“In going through my stamps I have just come across some errors in the surcharging of the 6d., yellow, on 3d. Home, surcharged ‘ Bechuanaland Protectorate,’ large serif surcharge, reversed; and 1s. on 4d., brown and green, Home, surcharged ‘British Bechuanaland,’ large serif double surcharge; ditto, ditto, large serif surcharge, and reversed (three in all). I had quite forgotten these were in my possession. I remember placing them aside, and being a printer’s error they were not included in the sets I previously sent you—there are five of each of the four double and inverted surcharges.”
“I remember the day these were printed. We were heavily bombarded, and this may account for the printer’s errors. The printer ran a great risk in working in the printing establishment – a large corrugated iron building which was very much exposed to shell fire, and on two occasions was riddled by 94 pdr. shells.

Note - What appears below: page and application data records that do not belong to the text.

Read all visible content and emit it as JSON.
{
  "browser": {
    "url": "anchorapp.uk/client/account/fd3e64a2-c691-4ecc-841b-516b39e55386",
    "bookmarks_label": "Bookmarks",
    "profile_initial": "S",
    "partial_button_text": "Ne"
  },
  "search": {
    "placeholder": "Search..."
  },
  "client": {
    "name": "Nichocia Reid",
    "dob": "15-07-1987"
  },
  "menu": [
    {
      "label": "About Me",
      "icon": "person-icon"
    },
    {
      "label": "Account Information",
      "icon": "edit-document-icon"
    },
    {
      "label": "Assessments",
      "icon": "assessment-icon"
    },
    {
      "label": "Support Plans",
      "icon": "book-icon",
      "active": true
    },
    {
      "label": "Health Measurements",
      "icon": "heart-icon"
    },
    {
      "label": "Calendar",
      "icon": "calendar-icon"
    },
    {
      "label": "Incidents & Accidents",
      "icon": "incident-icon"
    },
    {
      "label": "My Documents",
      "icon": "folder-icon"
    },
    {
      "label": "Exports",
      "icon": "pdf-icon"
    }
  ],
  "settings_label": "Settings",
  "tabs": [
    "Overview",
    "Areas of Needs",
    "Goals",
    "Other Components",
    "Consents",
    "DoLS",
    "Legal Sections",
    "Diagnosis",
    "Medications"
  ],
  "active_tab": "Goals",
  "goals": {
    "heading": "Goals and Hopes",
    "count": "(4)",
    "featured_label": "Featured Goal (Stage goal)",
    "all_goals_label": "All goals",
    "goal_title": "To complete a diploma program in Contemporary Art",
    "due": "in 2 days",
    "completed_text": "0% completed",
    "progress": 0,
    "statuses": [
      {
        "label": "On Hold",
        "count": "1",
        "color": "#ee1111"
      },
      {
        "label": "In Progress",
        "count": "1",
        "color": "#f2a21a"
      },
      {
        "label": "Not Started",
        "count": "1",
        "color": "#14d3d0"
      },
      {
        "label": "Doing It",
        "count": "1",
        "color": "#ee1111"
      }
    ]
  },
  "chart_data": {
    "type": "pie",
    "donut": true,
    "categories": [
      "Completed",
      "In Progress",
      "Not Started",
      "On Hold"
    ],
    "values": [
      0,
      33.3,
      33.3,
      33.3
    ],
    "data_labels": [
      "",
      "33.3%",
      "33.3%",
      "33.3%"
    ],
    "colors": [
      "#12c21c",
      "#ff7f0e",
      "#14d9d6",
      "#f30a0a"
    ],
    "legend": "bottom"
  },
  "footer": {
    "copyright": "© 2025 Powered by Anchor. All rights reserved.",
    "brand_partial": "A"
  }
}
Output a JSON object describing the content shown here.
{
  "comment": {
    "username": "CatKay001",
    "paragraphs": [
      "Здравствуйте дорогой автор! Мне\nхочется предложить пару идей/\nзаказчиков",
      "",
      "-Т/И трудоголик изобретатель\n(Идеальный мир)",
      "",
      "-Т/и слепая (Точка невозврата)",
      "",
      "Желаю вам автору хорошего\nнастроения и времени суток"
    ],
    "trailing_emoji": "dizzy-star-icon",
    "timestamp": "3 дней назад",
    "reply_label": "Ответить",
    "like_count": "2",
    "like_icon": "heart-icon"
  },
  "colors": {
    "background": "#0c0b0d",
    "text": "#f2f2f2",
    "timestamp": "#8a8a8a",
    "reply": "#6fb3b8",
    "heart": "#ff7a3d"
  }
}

All other establishments were conducted underground in bomb-proof shelters, which in reality were only splinter-proofs.”
And he also explains why the surcharge was changed from the serif font to the sans-serif font:
“I have, I see, omitted to explain why the type was changed: it was owing to the type being required for other printing purposes that the small plain black letters had to be resorted to.”
The heated debate in The London Philatelist about these issues continued into 1901, and it seems fitting to finish this article with this quote in the February 1901 issue:
“In conclusion, I may state, with all confidence, that Mafekings will form an index in the philatelic album of one of the most exciting episodes in this country’s history, and in years to come, when the South African War is ancient history, I have little doubt that collectors will point with pride to any specimens they may be fortunate enough to possess.”